White-field uniformity (the evenness of color across the screen) as well as black-level performance were both quite good for an LCD flat panel. Resolution measured much higher with the DVI input than with either of the component-video inputs; the component-video input rolls off some of the high-frequency video resolution from a 720p signal. We recommend that you use the DVI input for your HDTV connection.

After calibration, chapters 12 through 25 of the Seabiscuit DVD looked a lot better, with great detail and good color saturation. Fast motion scenes were solid with none of the smear commonly associated with direct-view LCDs. The opening scenes of Alien, very dark material, looked reasonable, with little or no low-level noise, albeit with a slight reddish hue.

HD material from our DirecTV satellite feed also looked fairly good. Bright scenes were full of snap and good color saturation, but again, dark material suffered a bit with the plus-red color temperature.

Before color temp (20/80) 13,100/8,000K Poor
After color temp (20/80) 5,000/6,600K Poor
Before grayscale variation +/- 2375K Poor
After grayscale variation +/- 252K Average
Overscan 4% Average
Color decoder error: red -10% Average
Color decoder error: green -15% Poor
DC restoration All patterns stable Good
2:3 pull-down, 24fps Y Good
Defeatable edge enhancement N Poor

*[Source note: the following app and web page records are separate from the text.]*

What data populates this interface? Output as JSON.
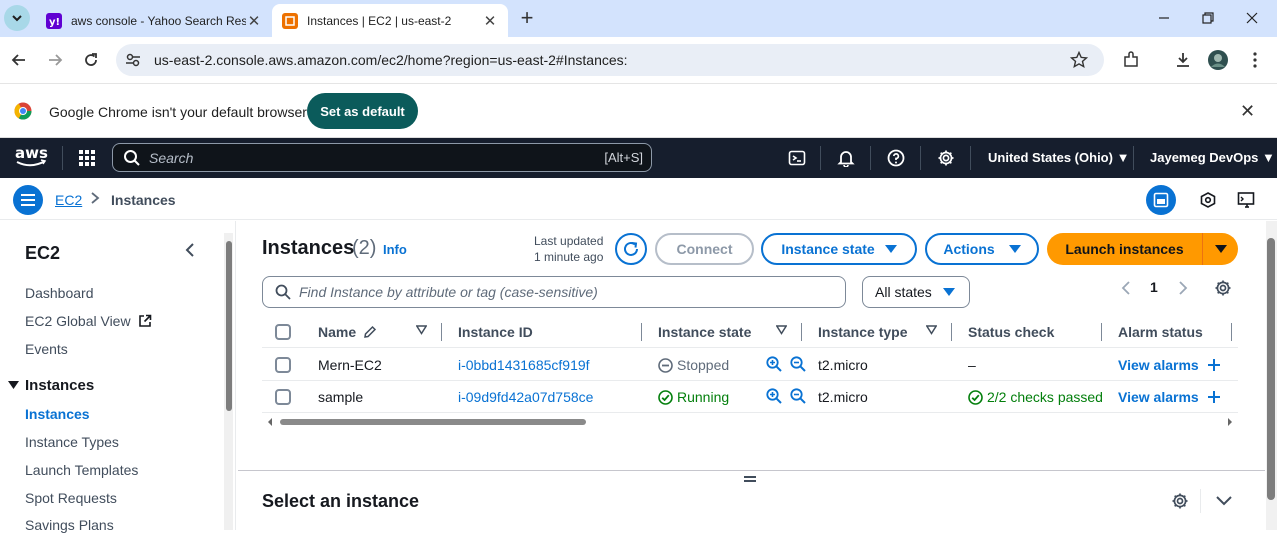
{
  "browser": {
    "tabs": [
      {
        "title": "aws console - Yahoo Search Res",
        "favicon": "yahoo-icon"
      },
      {
        "title": "Instances | EC2 | us-east-2",
        "favicon": "aws-ec2-icon",
        "active": true
      }
    ],
    "url": "us-east-2.console.aws.amazon.com/ec2/home?region=us-east-2#Instances:"
  },
  "infobar": {
    "message": "Google Chrome isn't your default browser",
    "button": "Set as default"
  },
  "aws_nav": {
    "search_placeholder": "Search",
    "search_shortcut": "[Alt+S]",
    "region": "United States (Ohio)",
    "account": "Jayemeg DevOps"
  },
  "breadcrumb": {
    "parent": "EC2",
    "current": "Instances"
  },
  "sidebar": {
    "title": "EC2",
    "top_items": [
      "Dashboard",
      "EC2 Global View",
      "Events"
    ],
    "section": "Instances",
    "section_items": [
      "Instances",
      "Instance Types",
      "Launch Templates",
      "Spot Requests",
      "Savings Plans"
    ]
  },
  "main": {
    "title": "Instances",
    "count": "(2)",
    "info": "Info",
    "last_updated_label": "Last updated",
    "last_updated_value": "1 minute ago",
    "connect": "Connect",
    "instance_state": "Instance state",
    "actions": "Actions",
    "launch": "Launch instances",
    "find_placeholder": "Find Instance by attribute or tag (case-sensitive)",
    "states_filter": "All states",
    "page": "1",
    "columns": [
      "Name",
      "Instance ID",
      "Instance state",
      "Instance type",
      "Status check",
      "Alarm status"
    ],
    "rows": [
      {
        "name": "Mern-EC2",
        "id": "i-0bbd1431685cf919f",
        "state": "Stopped",
        "type": "t2.micro",
        "status": "–",
        "alarm": "View alarms"
      },
      {
        "name": "sample",
        "id": "i-09d9fd42a07d758ce",
        "state": "Running",
        "type": "t2.micro",
        "status": "2/2 checks passed",
        "alarm": "View alarms"
      }
    ],
    "select_title": "Select an instance"
  },
  "colors": {
    "aws_nav_bg": "#161e2d",
    "primary": "#0972d3",
    "launch": "#ff9900",
    "running": "#037f0c",
    "chrome_tabbar": "#d3e3fd"
  }
}
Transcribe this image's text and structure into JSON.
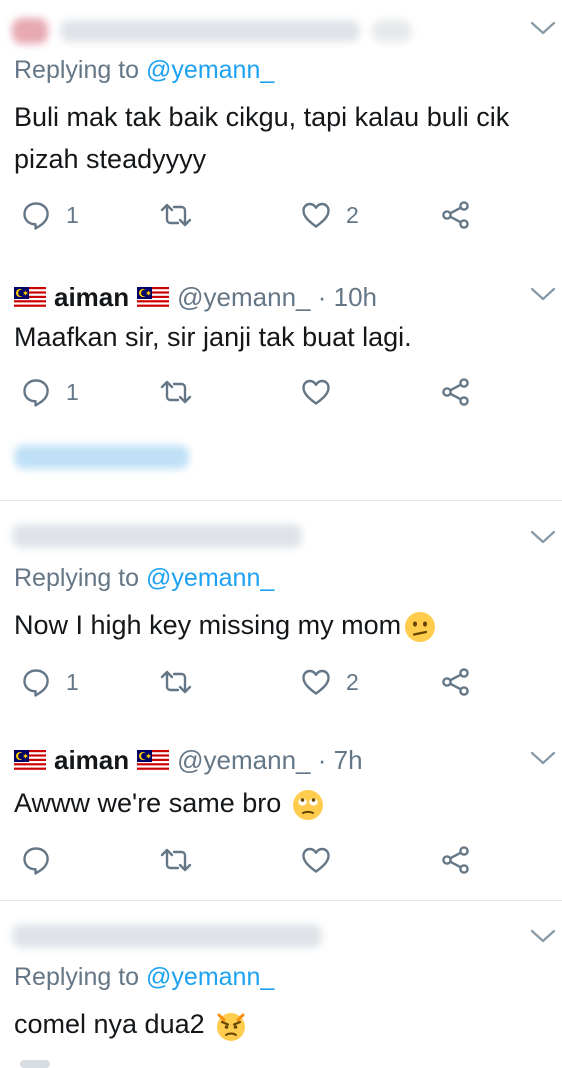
{
  "replies": [
    {
      "replying_prefix": "Replying to",
      "replying_handle": "@yemann_",
      "text": "Buli mak tak baik cikgu, tapi kalau buli cik",
      "text2": "pizah steadyyyy",
      "reply_count": "1",
      "like_count": "2"
    },
    {
      "name": "aiman",
      "handle_time": "@yemann_ · 10h",
      "text": "Maafkan sir, sir janji tak buat lagi.",
      "reply_count": "1"
    },
    {
      "replying_prefix": "Replying to",
      "replying_handle": "@yemann_",
      "text": "Now I high key missing my mom",
      "reply_count": "1",
      "like_count": "2"
    },
    {
      "name": "aiman",
      "handle_time": "@yemann_ · 7h",
      "text": "Awww we're same bro"
    },
    {
      "replying_prefix": "Replying to",
      "replying_handle": "@yemann_",
      "text": "comel nya dua2"
    }
  ],
  "icons": {
    "reply": "reply-icon",
    "retweet": "retweet-icon",
    "like": "heart-icon",
    "share": "share-icon",
    "more": "chevron-down-icon",
    "flag": "malaysia-flag-icon"
  },
  "colors": {
    "text": "#14171a",
    "secondary": "#657786",
    "link": "#1da1f2",
    "divider": "#e1e8ed"
  }
}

LG DU-42LZ30

Score Breakdown

Design 8Features 6Performance 6